Attorneys are given the benefit of the doubt in many “strategic” decisions. Which witnesses to call, which questions to ask, which expert to use. These are all routinely held to be part of the “art” of trial, which is not a “science.”
Roth v Ostrer 2018 NY Slip Op 03218 [161 AD3d 433] May 3, 2018
Appellate Division, First Department presents a different, and somewhat rare take on the question of “strategy” v. “judgment.”
“Plaintiff alleges that defendants committed legal malpractice by withdrawing, without first consulting with him, his appeal from a November 2012 order of Supreme Court, Orange County (Lawrence H. Ecker, J.), that dismissed his CPLR article 78 petition to annul his summary termination from the Newburgh Police Department, without a pretermination hearing pursuant to Civil Service Law § 75 or Town Law § 155.
Defendants failed to demonstrate as a matter of law that their withdrawal of the appeal was not negligence but a reasonable strategic decision (see Rodriguez v Lipsig, Shapey, Manus & Moverman, P.C., 81 AD3d 551 [1st Dept 2011]). The withdrawal resulted in plaintiff’s forgoing a pretermination hearing, which would have entitled him to procedural safeguards and allowed for disciplinary measures less severe than termination. By contrast, the reinstatement hearing to which the Town of Newburgh consented upon vacatur of plaintiff’s conviction and his plea to harassment in the second degree, a violation (Penal Law § 240.26), and at which defendants represented plaintiff, was limited to whether, in the Town’s discretion, plaintiff should be reinstated to his position (see Civil Service Law § 75; Town Law § 155; Public Officers Law § 30  [e]).

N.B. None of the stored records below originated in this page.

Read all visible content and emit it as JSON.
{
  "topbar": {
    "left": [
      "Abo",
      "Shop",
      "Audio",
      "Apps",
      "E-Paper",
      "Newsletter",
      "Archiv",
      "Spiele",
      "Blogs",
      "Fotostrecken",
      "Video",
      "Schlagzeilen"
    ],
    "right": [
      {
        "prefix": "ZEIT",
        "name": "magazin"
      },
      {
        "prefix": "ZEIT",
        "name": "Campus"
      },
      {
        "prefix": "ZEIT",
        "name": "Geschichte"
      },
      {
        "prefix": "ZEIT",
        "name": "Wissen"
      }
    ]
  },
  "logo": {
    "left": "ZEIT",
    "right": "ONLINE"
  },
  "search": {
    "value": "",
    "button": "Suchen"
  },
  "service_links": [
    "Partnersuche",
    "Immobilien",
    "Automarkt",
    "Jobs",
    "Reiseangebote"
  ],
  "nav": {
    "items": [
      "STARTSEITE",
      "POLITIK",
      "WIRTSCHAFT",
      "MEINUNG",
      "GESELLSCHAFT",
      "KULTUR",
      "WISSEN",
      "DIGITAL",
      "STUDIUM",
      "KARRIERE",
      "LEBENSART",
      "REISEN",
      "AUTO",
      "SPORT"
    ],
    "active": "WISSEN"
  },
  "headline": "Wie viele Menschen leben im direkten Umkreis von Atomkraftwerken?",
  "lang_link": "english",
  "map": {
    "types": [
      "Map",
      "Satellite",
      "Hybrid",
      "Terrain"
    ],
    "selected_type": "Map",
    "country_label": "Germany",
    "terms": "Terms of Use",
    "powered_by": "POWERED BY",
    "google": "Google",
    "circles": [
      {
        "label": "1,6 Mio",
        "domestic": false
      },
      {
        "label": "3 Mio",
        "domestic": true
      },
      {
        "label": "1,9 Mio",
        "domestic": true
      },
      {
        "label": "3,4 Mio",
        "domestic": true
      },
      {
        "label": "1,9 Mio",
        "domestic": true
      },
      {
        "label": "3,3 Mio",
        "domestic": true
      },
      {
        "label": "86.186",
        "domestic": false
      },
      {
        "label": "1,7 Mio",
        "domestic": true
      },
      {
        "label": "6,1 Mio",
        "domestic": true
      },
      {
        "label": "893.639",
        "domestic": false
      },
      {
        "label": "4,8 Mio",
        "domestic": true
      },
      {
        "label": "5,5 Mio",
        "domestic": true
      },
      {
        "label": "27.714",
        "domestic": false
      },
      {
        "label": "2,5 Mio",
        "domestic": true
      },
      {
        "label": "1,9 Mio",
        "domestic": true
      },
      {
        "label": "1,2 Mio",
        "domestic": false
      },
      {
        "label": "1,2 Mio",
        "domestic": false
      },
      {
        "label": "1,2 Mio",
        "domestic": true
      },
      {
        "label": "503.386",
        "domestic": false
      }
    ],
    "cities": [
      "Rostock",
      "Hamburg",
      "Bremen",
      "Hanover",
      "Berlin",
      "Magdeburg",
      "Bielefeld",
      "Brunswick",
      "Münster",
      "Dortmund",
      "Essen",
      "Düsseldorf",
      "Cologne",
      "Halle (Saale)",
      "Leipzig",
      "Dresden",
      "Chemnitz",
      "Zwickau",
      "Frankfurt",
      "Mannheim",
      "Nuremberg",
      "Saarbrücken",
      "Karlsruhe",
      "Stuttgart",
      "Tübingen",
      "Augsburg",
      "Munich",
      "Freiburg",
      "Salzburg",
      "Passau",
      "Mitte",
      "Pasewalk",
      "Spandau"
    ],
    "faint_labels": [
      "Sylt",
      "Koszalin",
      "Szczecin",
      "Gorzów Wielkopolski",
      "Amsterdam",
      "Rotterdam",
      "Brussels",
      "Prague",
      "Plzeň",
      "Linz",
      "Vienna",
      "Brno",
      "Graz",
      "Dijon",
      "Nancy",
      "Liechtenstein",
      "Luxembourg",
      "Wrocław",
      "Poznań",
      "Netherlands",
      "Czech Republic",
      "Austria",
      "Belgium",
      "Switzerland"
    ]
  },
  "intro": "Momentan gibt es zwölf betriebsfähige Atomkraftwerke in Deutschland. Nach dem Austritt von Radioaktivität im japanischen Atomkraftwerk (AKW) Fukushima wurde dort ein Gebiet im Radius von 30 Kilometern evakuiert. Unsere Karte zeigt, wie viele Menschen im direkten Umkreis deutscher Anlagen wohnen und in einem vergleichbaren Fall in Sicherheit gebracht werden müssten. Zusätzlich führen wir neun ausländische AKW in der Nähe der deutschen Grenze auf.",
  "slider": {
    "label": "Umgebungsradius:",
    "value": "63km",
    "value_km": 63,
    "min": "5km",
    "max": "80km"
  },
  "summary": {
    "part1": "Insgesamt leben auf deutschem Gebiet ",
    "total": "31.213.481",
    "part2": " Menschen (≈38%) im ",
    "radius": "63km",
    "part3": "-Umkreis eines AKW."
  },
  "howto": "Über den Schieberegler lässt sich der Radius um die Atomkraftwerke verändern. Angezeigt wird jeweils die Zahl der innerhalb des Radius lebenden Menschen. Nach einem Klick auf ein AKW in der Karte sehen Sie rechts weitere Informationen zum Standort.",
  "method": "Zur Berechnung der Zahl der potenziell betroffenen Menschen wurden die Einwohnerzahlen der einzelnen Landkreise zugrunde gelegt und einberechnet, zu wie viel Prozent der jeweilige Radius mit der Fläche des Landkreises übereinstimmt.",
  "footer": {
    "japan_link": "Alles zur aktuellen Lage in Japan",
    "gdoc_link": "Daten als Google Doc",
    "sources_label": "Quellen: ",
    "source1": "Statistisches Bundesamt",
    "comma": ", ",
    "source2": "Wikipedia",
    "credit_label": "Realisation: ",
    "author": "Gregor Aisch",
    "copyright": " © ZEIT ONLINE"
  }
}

The allegations in the complaint establish that but for defendants’ conduct in withdrawing the appeal from Justice Ecker’s ruling, and in sending a different lawyer than the one promised to represent him at the reinstatement hearing, he would not have incurred damages (see Rudolf v Shayne, Dachs, Stanisci, Corker & Sauer, 8 NY3d 438, 442 ; see Weil, Gotshal & Manges, LLP v Fashion Boutique of Short Hills, Inc., 10 AD3d 267, 271-272 [1st Dept 2004]). Plaintiff showed that he would have prevailed on the appeal had it not been withdrawn, because Justice Ecker erred in concluding that plaintiff’s conviction of assault in the third degree, based on criminal negligence (Penal Law §§ 15.05 ; 120.00 ), a misdemeanor, constituted a violation of his oath of office, i.e., arose from “knowing or intentional conduct indicative of a lack of moral integrity,” and warranted termination without a hearing pursuant to Public Officers Law § 30 (1) (e) (Matter of Duffy v Ward, 81 NY2d 127, 135 ). Justice Ecker reasoned that third-degree assault was a violation of plaintiff’s oath of office merely because criminal negligence requires more than ordinary civil negligence, and that therefore it “did not negate a finding that [plaintiff] engaged in ‘knowing or intentional’ conduct within the meaning of [Public Officers Law § 30 (1) (e)]” (Matter of Roth v Town of Newburgh, Sup Ct, Orange County, Nov. 16, 2012, Ecker, J., index No. 3014/2012). In addition, the elements of criminally negligent assault in the third degree do not necessarily warrant a finding of lack of moral integrity (see Duffy, 81 NY2d at 135).”